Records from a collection
*** Begin section ***
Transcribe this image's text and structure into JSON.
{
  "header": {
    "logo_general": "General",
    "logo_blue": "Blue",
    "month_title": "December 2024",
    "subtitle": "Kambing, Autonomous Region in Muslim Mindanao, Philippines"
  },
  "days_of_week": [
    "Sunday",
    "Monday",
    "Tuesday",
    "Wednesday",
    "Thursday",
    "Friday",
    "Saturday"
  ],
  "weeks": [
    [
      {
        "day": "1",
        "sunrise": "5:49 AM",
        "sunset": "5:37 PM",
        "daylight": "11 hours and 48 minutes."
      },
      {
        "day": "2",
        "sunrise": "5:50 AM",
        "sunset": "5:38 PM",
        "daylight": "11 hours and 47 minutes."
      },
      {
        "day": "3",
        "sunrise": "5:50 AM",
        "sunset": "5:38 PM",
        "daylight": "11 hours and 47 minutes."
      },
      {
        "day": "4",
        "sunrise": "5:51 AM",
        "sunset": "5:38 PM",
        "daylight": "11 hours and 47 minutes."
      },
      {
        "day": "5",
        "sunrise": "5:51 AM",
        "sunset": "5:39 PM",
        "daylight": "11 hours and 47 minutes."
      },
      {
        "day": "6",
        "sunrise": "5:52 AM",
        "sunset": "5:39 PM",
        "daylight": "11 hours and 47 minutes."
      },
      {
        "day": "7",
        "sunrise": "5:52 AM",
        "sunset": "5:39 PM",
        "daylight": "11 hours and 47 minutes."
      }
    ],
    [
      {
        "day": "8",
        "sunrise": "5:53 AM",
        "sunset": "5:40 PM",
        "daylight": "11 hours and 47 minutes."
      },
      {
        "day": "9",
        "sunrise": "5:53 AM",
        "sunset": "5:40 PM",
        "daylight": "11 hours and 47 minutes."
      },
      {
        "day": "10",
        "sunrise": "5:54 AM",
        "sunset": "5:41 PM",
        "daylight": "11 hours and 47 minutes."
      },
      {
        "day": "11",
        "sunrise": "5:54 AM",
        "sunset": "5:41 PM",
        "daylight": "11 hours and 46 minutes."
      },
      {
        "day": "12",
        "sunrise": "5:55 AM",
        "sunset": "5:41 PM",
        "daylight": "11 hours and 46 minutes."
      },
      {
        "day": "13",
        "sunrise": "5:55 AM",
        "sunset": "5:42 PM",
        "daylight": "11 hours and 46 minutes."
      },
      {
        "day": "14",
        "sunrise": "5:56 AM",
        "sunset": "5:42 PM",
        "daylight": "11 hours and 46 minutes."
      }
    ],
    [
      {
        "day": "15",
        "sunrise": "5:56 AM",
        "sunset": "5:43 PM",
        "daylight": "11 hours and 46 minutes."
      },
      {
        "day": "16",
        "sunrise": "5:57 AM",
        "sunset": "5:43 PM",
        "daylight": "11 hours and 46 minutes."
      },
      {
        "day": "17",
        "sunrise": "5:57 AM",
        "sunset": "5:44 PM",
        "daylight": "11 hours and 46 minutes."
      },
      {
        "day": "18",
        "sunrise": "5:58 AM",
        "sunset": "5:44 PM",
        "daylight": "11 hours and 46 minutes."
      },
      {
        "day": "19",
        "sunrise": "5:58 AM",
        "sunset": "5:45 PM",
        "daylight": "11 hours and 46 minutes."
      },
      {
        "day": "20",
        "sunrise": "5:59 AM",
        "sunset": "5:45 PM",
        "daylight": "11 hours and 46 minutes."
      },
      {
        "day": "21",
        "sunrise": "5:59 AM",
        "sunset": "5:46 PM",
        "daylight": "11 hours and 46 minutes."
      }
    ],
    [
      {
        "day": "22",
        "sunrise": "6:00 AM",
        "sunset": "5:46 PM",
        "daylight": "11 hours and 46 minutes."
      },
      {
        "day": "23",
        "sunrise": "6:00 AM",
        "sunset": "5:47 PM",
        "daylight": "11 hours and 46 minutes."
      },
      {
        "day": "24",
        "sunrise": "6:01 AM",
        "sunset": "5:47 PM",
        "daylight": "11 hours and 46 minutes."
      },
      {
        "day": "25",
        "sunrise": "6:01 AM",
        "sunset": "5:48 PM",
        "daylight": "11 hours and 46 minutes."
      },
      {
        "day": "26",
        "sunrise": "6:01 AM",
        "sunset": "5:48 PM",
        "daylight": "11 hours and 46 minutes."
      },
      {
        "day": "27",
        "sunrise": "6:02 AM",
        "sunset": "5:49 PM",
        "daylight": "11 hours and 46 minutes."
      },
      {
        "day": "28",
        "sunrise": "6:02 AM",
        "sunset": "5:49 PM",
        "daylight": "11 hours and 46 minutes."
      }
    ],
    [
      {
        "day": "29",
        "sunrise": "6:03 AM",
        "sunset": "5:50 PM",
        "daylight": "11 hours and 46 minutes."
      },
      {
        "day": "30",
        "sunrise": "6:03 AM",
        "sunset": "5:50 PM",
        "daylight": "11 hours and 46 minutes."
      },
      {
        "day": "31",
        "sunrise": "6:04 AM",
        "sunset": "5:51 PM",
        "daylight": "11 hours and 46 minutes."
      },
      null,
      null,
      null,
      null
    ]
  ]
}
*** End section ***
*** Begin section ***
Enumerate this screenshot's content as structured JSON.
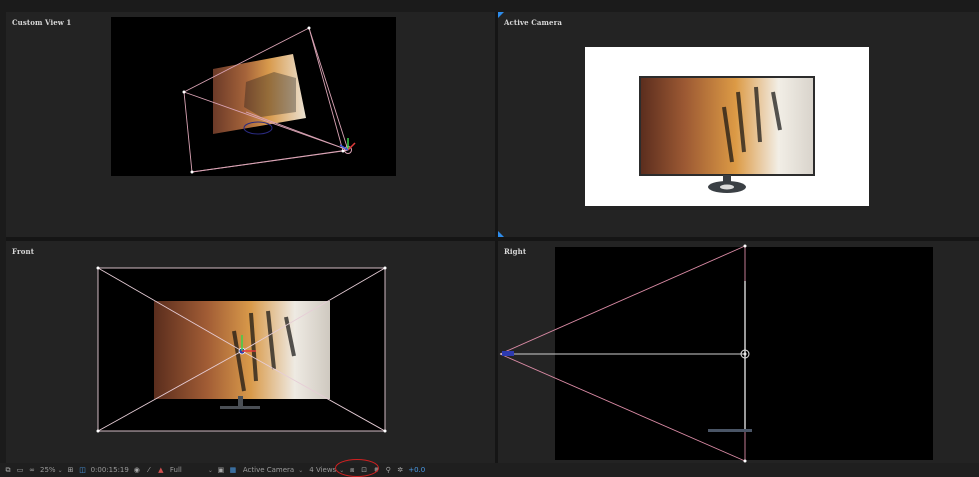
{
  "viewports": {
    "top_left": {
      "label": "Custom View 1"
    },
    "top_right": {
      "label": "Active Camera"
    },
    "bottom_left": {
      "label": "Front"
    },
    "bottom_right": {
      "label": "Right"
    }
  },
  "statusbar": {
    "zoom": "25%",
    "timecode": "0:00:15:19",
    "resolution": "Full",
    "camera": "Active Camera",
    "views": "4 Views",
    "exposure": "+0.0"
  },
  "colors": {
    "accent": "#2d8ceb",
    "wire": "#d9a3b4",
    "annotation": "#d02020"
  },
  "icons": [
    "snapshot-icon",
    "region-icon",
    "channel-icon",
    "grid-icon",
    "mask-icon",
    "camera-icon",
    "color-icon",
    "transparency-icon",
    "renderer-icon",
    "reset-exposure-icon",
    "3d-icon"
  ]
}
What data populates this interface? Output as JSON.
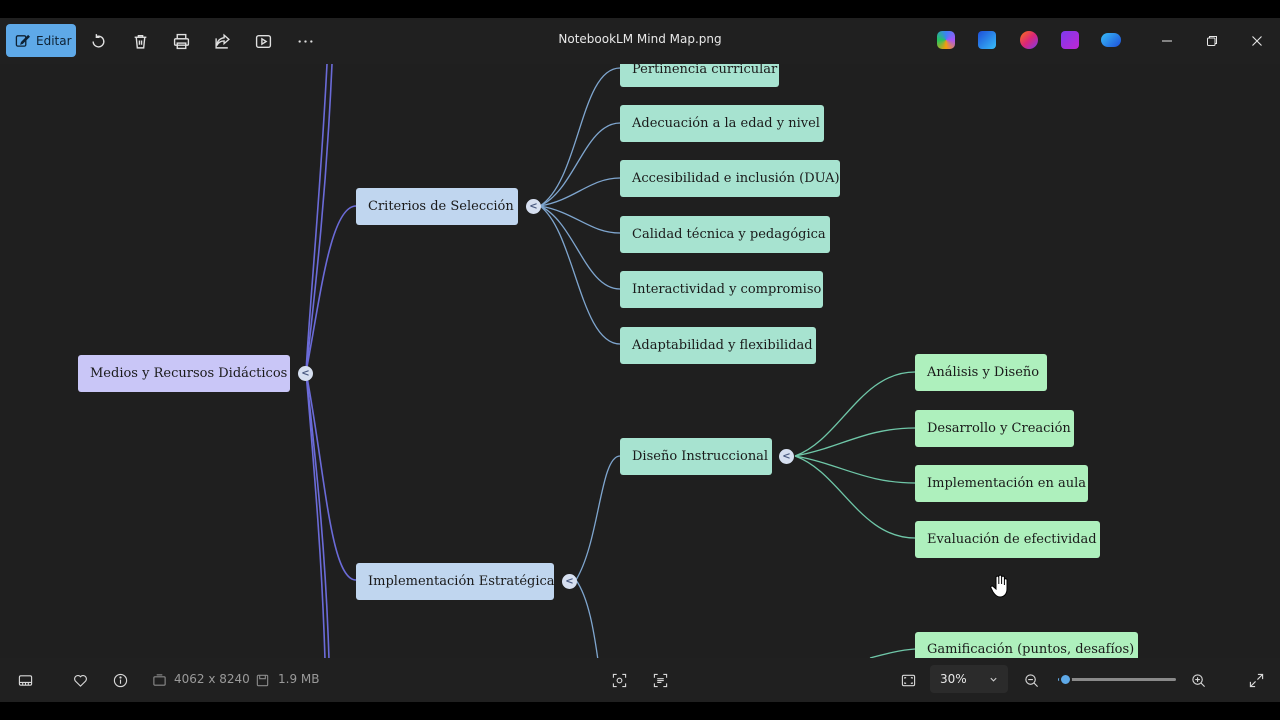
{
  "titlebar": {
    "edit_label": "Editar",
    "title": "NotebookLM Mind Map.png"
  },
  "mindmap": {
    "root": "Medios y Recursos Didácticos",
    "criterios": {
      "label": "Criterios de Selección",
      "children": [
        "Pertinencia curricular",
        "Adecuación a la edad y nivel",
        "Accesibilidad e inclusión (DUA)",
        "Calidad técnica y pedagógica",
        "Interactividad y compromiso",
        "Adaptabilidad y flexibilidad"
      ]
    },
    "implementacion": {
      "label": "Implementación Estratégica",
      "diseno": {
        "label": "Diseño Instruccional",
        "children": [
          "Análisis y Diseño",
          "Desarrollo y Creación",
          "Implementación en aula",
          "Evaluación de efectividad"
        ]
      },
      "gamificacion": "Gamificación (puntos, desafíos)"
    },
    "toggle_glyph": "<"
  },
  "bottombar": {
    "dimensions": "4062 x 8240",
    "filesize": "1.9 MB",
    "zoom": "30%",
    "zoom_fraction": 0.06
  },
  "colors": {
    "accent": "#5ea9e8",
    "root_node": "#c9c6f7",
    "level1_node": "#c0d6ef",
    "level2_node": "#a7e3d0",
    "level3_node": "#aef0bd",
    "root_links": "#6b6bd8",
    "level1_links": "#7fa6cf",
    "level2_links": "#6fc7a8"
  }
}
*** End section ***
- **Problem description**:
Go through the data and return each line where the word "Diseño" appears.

- **Answer box**:
        "label": "Diseño Instruccional",
          "Análisis y Diseño",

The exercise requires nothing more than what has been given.